For instance, findings from this study recommend against the routine use of brain MRI at term-equivalent or discharge in preterm born infants to identify potential risk of long-term neurodevelopmental impairments. The authors have reported that as of now there is a lack of sufficient evidence supporting benefits of term-equivalent MRI to “improve” outcomes. I believe the core of the problem is not in the inadequacy of MRI results, but the way they are interpreted and communicated to families.

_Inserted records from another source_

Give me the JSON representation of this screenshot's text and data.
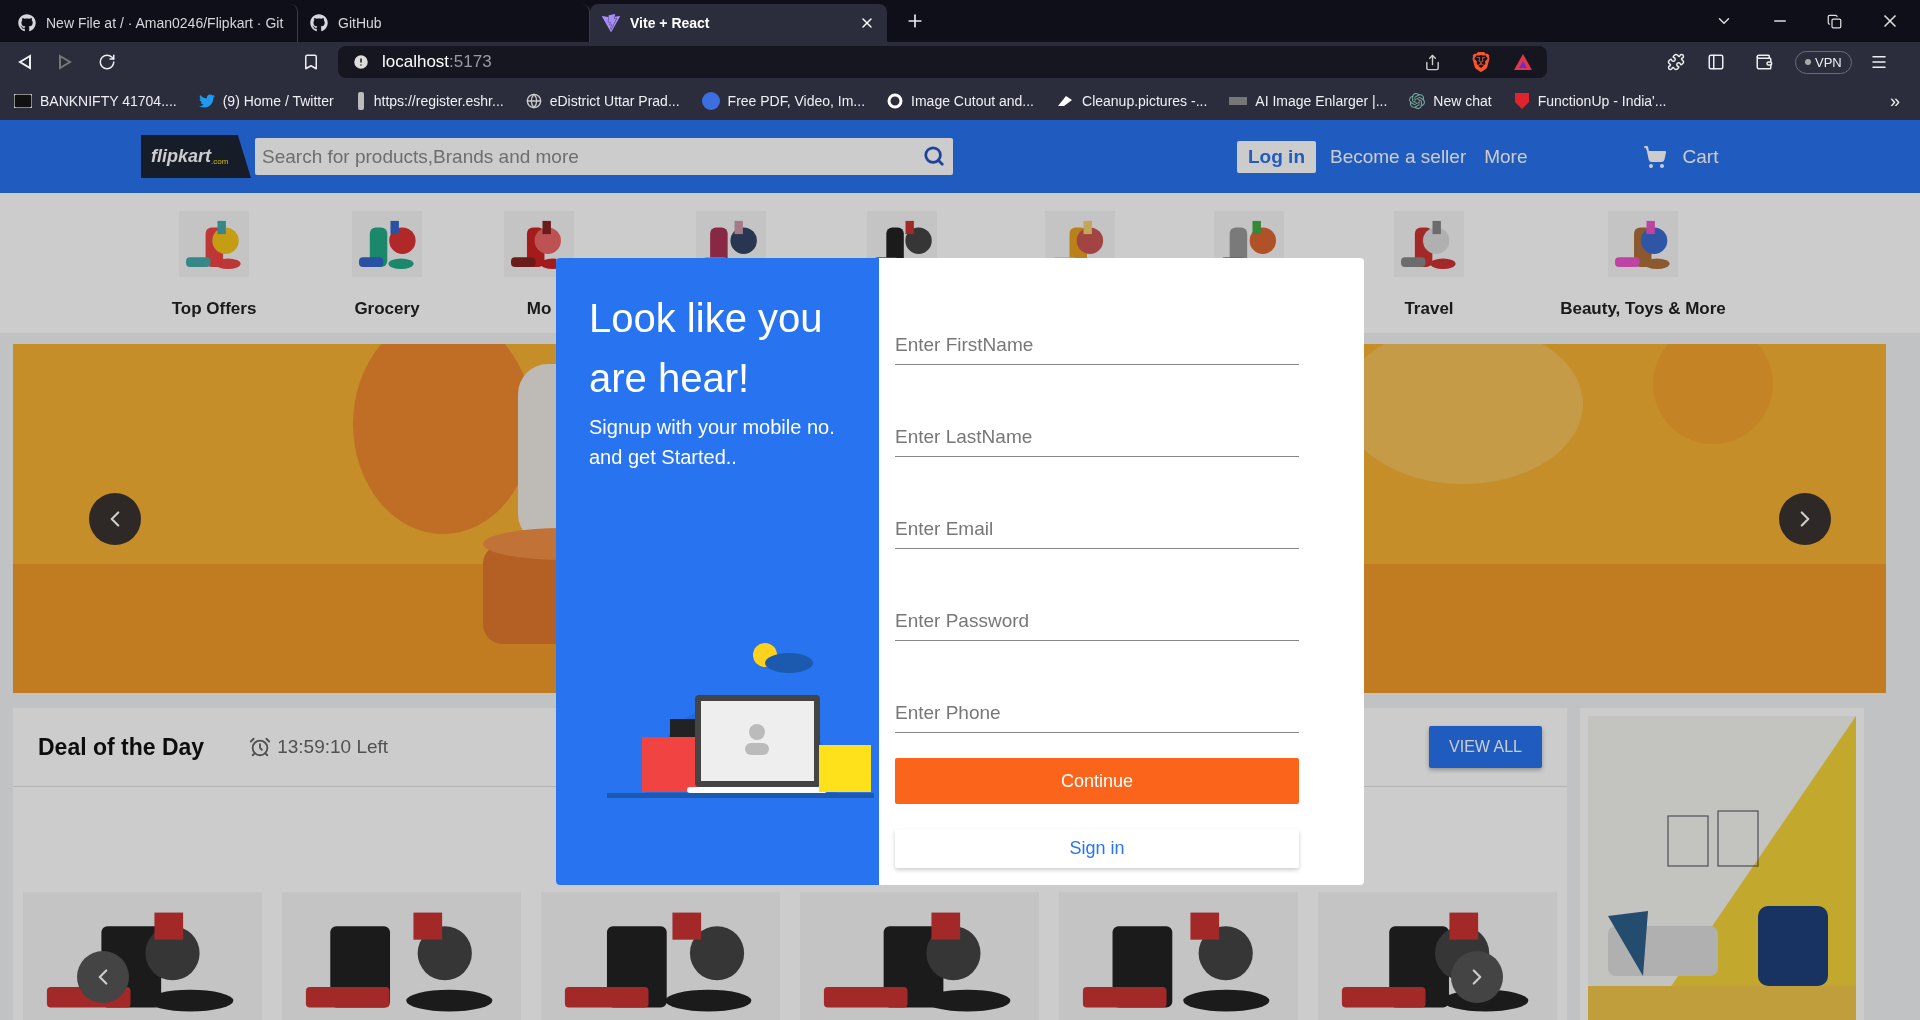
{
  "browser": {
    "tabs": [
      {
        "title": "New File at / · Aman0246/Flipkart · Git",
        "selected": false
      },
      {
        "title": "GitHub",
        "selected": false
      },
      {
        "title": "Vite + React",
        "selected": true
      }
    ],
    "url": {
      "host": "localhost",
      "port": ":5173"
    },
    "vpn": "VPN",
    "bookmarks": [
      "BANKNIFTY 41704....",
      "(9) Home / Twitter",
      "https://register.eshr...",
      "eDistrict Uttar Prad...",
      "Free PDF, Video, Im...",
      "Image Cutout and...",
      "Cleanup.pictures -...",
      "AI Image Enlarger |...",
      "New chat",
      "FunctionUp - India'..."
    ],
    "bookmarks_more": "»"
  },
  "header": {
    "logo": {
      "text": "flipkart",
      "suffix": ".com"
    },
    "search": {
      "placeholder": "Search for products,Brands and more"
    },
    "login": "Log in",
    "seller": "Become a seller",
    "more": "More",
    "cart": "Cart"
  },
  "categories": [
    {
      "kind": "picture",
      "label": "Top Offers"
    },
    {
      "kind": "picture",
      "label": "Grocery"
    },
    {
      "kind": "picture",
      "label": "Mo"
    },
    {
      "kind": "picture"
    },
    {
      "kind": "picture"
    },
    {
      "kind": "picture"
    },
    {
      "kind": "picture"
    },
    {
      "kind": "picture",
      "label": "Travel"
    },
    {
      "kind": "picture",
      "label": "Beauty, Toys & More"
    }
  ],
  "deal": {
    "title": "Deal of the Day",
    "timer": "13:59:10 Left",
    "button": "VIEW ALL",
    "products": [
      {
        "kind": "picture"
      },
      {
        "kind": "picture"
      },
      {
        "kind": "picture"
      },
      {
        "kind": "picture"
      },
      {
        "kind": "picture"
      },
      {
        "kind": "picture"
      }
    ]
  },
  "modal": {
    "heading": "Look like you are hear!",
    "subtitle": "Signup with your mobile no. and get Started..",
    "fields": [
      {
        "placeholder": "Enter FirstName"
      },
      {
        "placeholder": "Enter LastName"
      },
      {
        "placeholder": "Enter Email"
      },
      {
        "placeholder": "Enter Password"
      },
      {
        "placeholder": "Enter Phone"
      }
    ],
    "continue": "Continue",
    "signin": "Sign in"
  }
}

While there may not yet be any “gold standard” randomized controlled trial (study design where patients are randomly allocated to one of several interventions), there are a large number of methodologically robust observational cohort studies and a meta-analysis (where results from different studies are systematically pooled together) consistently showing term-equivalent MRI results to be a strong predictor of later neurodevelopmental outcomes.
Specifically, abnormalities of white matter (brain’s communicating cables) as identified on term-equivalent MRI are strongly associated with poor motor functioning and relatively limited but still superior to other neonatal factors for predicting cognitive and behavioral deficits. It seems implausible that any single neonatal clinical factor will have excellent risk prediction accuracy on its own for neurodevelopmental outcomes, particularly cognition, language, and behavioral adjustment. There is abundant evidence highlighting the critical role of family environment and parenting in determining the risk and resilience for child’s developmental outcomes following adverse early experiences. Term-equivalent MRI results need to be carefully considered in conjunction with other neonatal and psychosocial factors for better identification of preterm infants at high-risk of long-term neurodevelopmental impairments and optimal counseling to families. Though these MRI results may not directly improve outcomes, they can potentially inform us concerning developmental surveillance and targeted early intervention that can hugely impact outcomes. Can we justify the high costs associated with MRI in relation to it value? That’s a pretty contentious issue!
Nonetheless, instead of viewing this Choosing Wisely list for newborn medicine as a ”Not-To-Do” list, this should act as a valuable resource for parents and families to facilitate frank conversations with the clinical care team of their preemie in the neonatal intensive care unit around issues of safety and overuse of medical procedures.
Disclaimer: This blog post reflects author’s personal views and opinions and has no relation and do not represent the views and opinions of any academic institutions, medical centers, and professional organizations with which the author is currently affiliated. The author has no financial relationship or potential conflict of interest relevant to this blog post to disclose.